"I admit it. I am afraid...." then a long pause, and finished with "afraid of it being too easy." What came next were tears, for the fear wasn't in death, but in a death without struggle.  He felt that dying in his sleep would be a disaster, that dying with pain medicine easing his struggle to breath would be cowardly.  Then he told a story.

He was a veteran in WWII and had rescued a man who had been burnt, ending up injuring himself in the process. He found himself in a military hospital next to this man he rescued. Charred, with flesh falling off, this man looked Frank in the eye and told him, "You SOB, you better survive and be here in the morning".  Frank made the same valiant demand back. The entire night, he heard the moans and groans and cries of the burnt man. As morning dawned the agony filled cries ceased and nurses came, pulling a sheet over the mans face as he took his last breath.
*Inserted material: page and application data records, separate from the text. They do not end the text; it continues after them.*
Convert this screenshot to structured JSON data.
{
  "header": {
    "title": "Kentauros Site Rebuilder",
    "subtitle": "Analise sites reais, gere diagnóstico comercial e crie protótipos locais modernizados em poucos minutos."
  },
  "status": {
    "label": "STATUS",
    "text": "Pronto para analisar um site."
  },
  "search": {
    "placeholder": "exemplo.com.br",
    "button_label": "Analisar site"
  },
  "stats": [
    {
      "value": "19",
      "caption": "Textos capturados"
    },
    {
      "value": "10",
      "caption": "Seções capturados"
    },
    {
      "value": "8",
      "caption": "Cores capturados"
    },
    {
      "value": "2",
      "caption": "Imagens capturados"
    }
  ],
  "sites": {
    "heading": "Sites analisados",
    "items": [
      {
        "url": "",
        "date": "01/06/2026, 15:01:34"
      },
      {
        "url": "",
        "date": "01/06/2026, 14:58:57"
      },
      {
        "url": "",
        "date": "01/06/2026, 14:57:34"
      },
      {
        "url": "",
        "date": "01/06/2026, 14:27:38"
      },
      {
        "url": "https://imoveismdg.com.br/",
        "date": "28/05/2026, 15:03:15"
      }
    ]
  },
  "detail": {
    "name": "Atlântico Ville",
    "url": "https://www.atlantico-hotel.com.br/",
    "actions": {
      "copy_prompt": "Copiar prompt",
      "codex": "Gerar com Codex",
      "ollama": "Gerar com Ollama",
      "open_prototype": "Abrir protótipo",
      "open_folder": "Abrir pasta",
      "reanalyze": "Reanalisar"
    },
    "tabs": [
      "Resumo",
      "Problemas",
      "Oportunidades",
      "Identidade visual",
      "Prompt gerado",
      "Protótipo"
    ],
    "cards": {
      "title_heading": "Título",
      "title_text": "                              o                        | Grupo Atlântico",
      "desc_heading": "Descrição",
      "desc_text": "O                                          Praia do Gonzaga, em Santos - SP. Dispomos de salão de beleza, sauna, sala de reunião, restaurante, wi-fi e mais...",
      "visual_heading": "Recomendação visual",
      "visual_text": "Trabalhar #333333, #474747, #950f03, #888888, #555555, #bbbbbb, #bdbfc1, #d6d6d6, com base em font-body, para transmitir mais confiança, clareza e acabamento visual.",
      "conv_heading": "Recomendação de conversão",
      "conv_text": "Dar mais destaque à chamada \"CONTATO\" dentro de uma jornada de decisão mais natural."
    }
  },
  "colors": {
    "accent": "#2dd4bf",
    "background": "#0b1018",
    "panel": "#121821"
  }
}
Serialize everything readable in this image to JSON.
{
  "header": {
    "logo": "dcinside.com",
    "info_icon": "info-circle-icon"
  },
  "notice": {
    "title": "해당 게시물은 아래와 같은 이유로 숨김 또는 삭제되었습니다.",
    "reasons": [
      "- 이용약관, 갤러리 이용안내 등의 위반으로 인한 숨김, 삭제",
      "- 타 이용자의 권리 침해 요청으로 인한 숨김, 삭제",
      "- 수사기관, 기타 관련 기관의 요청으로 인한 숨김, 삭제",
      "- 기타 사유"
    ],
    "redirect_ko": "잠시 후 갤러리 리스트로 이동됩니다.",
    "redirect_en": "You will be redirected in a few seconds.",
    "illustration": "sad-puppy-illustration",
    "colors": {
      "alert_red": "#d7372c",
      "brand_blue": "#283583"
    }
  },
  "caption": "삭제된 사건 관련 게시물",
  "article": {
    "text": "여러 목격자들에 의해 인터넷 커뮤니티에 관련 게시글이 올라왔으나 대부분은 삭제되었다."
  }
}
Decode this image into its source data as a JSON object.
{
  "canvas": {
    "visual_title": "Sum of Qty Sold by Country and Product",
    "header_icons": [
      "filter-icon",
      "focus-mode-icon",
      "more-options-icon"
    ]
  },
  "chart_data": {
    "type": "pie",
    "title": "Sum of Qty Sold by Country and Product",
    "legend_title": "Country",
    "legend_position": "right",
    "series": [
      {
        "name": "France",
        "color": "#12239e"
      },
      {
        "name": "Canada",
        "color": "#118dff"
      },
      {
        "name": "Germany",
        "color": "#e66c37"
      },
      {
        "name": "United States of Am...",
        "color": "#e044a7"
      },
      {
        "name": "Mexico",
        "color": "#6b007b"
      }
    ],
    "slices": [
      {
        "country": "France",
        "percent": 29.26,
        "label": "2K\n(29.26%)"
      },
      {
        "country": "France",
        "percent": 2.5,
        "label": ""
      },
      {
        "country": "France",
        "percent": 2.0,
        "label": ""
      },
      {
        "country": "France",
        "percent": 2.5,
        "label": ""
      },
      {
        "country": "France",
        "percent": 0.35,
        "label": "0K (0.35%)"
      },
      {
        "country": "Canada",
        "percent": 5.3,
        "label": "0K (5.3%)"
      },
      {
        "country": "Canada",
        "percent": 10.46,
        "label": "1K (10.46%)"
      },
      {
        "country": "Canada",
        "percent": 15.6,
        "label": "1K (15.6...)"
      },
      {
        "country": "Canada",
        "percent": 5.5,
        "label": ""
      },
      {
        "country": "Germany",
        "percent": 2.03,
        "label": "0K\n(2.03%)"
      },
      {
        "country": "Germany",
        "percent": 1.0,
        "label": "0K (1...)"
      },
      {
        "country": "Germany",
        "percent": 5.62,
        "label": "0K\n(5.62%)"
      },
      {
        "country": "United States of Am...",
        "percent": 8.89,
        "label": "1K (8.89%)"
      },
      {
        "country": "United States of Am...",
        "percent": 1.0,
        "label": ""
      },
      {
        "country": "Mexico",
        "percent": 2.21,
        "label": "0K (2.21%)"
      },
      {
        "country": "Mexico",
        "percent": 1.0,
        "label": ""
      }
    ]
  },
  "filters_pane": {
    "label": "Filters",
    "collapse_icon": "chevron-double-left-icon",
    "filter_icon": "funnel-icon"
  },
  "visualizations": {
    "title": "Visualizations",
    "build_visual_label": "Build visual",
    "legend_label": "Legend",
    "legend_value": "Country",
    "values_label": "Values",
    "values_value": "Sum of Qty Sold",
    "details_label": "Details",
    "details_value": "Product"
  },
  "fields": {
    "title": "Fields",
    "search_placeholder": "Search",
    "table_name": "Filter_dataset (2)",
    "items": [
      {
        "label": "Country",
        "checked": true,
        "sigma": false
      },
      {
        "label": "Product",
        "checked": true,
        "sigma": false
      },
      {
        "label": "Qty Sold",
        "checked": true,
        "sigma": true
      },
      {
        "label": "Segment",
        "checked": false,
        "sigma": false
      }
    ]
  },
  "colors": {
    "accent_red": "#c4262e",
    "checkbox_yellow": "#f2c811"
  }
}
Frank looked at me, and no further words needed to be said. That was a good death to Frank.  That was the noble death Frank was looking for.

The story and Frank's personal ideal of what "eu  thanatos" was for him, explained a lot of the decisions he'd been making while in our hospice house. He felt very guilty in the revelation. I reminded him that our job isn't necessarily to change who people are, but simply listen so we can understand who they are.

What's your definition of a good death? Is it easy? Is it noble? Is it going out with a fight? Something to ponder.

Art work:  The Soldier (1538) from "The Dance of Death" by Hans Holbein

Tuesday, January 10, 2012

War Baggage

There have been books and lectures written on veterans and the dying process.  I have witnessed a variety of cases.  The issue has to do with baggage left unprocessed. These are men and women who pushed down their experiences and suddenly on their death bed, the strength to suppress is gone and the issues come catapulting to the surface.  Practically this takes on two forms - either hallucinations and delirium that is out of control, or tears and weeping that won't stop.  The former is an attempt to still suppress, the later is the cleansing experience of finally dealing with the memories.

I've been meeting daily with a patient going through this catharsis.  He served in WWII, never spoke of his past and prided himself for being a "man's man" and showing no emotion. Suddenly he has found himself crying constantly. Everything out of his mouth comes back to war. He admitted to direct responsibility of the death of men, which has haunted him throughout his life. Today he said something that put in all in context.

My patient was injured in the war and therefor exited active duty by way of a hospital. The General in command of the hospital met with he and 4 others who were also injured to honor them with medals, as well as encourage them.  The final words he received from this high ranking official were, "Remember, the first time you ask for've lost"

Through tears at this retelling, my patient said "and I never did ask for help"

Startling to me, this message of strength equated with self reliance. It explains a lot of the man he became and the man who sits now unable to stop the tears.

The message I share with him today is the opposite; that I see strength and courage in his ability to work through his past. That what he is doing now takes more of a "man" than hiding it away. That the tears are the evidence of healing and wholeness.  I think the first time you ask for've won!

image from PBS.  Copyright © 2007 WETA, Washington, DC and American Lives II Film Project, LLC. All rights reserved